**Dataset records**

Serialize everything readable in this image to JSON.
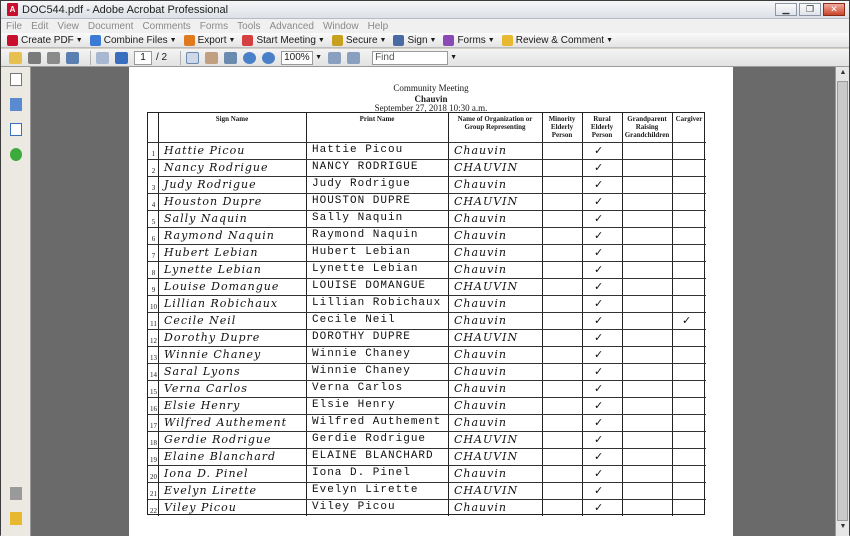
{
  "window": {
    "title": "DOC544.pdf - Adobe Acrobat Professional"
  },
  "menu": [
    "File",
    "Edit",
    "View",
    "Document",
    "Comments",
    "Forms",
    "Tools",
    "Advanced",
    "Window",
    "Help"
  ],
  "toolbar": {
    "create_pdf": "Create PDF",
    "combine_files": "Combine Files",
    "export": "Export",
    "start_meeting": "Start Meeting",
    "secure": "Secure",
    "sign": "Sign",
    "forms": "Forms",
    "review_comment": "Review & Comment"
  },
  "nav": {
    "current_page": "1",
    "total_pages": "/ 2",
    "zoom": "100%",
    "find_placeholder": "Find"
  },
  "document": {
    "title": "Community Meeting",
    "location": "Chauvin",
    "datetime": "September 27, 2018 10:30 a.m.",
    "columns": [
      "Sign Name",
      "Print Name",
      "Name of Organization or Group Representing",
      "Minority Elderly Person",
      "Rural Elderly Person",
      "Grandparent Raising Grandchildren",
      "Cargiver"
    ],
    "rows": [
      {
        "n": "1",
        "sign": "Hattie Picou",
        "print": "Hattie Picou",
        "org": "Chauvin",
        "rural": "✓",
        "care": ""
      },
      {
        "n": "2",
        "sign": "Nancy Rodrigue",
        "print": "NANCY RODRIGUE",
        "org": "CHAUVIN",
        "rural": "✓",
        "care": ""
      },
      {
        "n": "3",
        "sign": "Judy Rodrigue",
        "print": "Judy Rodrigue",
        "org": "Chauvin",
        "rural": "✓",
        "care": ""
      },
      {
        "n": "4",
        "sign": "Houston Dupre",
        "print": "HOUSTON DUPRE",
        "org": "CHAUVIN",
        "rural": "✓",
        "care": ""
      },
      {
        "n": "5",
        "sign": "Sally Naquin",
        "print": "Sally Naquin",
        "org": "Chauvin",
        "rural": "✓",
        "care": ""
      },
      {
        "n": "6",
        "sign": "Raymond Naquin",
        "print": "Raymond Naquin",
        "org": "Chauvin",
        "rural": "✓",
        "care": ""
      },
      {
        "n": "7",
        "sign": "Hubert Lebian",
        "print": "Hubert Lebian",
        "org": "Chauvin",
        "rural": "✓",
        "care": ""
      },
      {
        "n": "8",
        "sign": "Lynette Lebian",
        "print": "Lynette Lebian",
        "org": "Chauvin",
        "rural": "✓",
        "care": ""
      },
      {
        "n": "9",
        "sign": "Louise Domangue",
        "print": "LOUISE DOMANGUE",
        "org": "CHAUVIN",
        "rural": "✓",
        "care": ""
      },
      {
        "n": "10",
        "sign": "Lillian Robichaux",
        "print": "Lillian Robichaux",
        "org": "Chauvin",
        "rural": "✓",
        "care": ""
      },
      {
        "n": "11",
        "sign": "Cecile Neil",
        "print": "Cecile Neil",
        "org": "Chauvin",
        "rural": "✓",
        "care": "✓"
      },
      {
        "n": "12",
        "sign": "Dorothy Dupre",
        "print": "DOROTHY DUPRE",
        "org": "CHAUVIN",
        "rural": "✓",
        "care": ""
      },
      {
        "n": "13",
        "sign": "Winnie Chaney",
        "print": "Winnie Chaney",
        "org": "Chauvin",
        "rural": "✓",
        "care": ""
      },
      {
        "n": "14",
        "sign": "Saral Lyons",
        "print": "Winnie Chaney",
        "org": "Chauvin",
        "rural": "✓",
        "care": ""
      },
      {
        "n": "15",
        "sign": "Verna Carlos",
        "print": "Verna Carlos",
        "org": "Chauvin",
        "rural": "✓",
        "care": ""
      },
      {
        "n": "16",
        "sign": "Elsie Henry",
        "print": "Elsie Henry",
        "org": "Chauvin",
        "rural": "✓",
        "care": ""
      },
      {
        "n": "17",
        "sign": "Wilfred Authement",
        "print": "Wilfred Authement",
        "org": "Chauvin",
        "rural": "✓",
        "care": ""
      },
      {
        "n": "18",
        "sign": "Gerdie Rodrigue",
        "print": "Gerdie Rodrigue",
        "org": "CHAUVIN",
        "rural": "✓",
        "care": ""
      },
      {
        "n": "19",
        "sign": "Elaine Blanchard",
        "print": "ELAINE BLANCHARD",
        "org": "CHAUVIN",
        "rural": "✓",
        "care": ""
      },
      {
        "n": "20",
        "sign": "Iona D. Pinel",
        "print": "Iona D. Pinel",
        "org": "Chauvin",
        "rural": "✓",
        "care": ""
      },
      {
        "n": "21",
        "sign": "Evelyn Lirette",
        "print": "Evelyn Lirette",
        "org": "CHAUVIN",
        "rural": "✓",
        "care": ""
      },
      {
        "n": "22",
        "sign": "Viley Picou",
        "print": "Viley Picou",
        "org": "Chauvin",
        "rural": "✓",
        "care": ""
      }
    ]
  }
}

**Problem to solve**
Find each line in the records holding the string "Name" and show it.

**The completed task**
      "Sign Name",
      "Print Name",
      "Name of Organization or Group Representing",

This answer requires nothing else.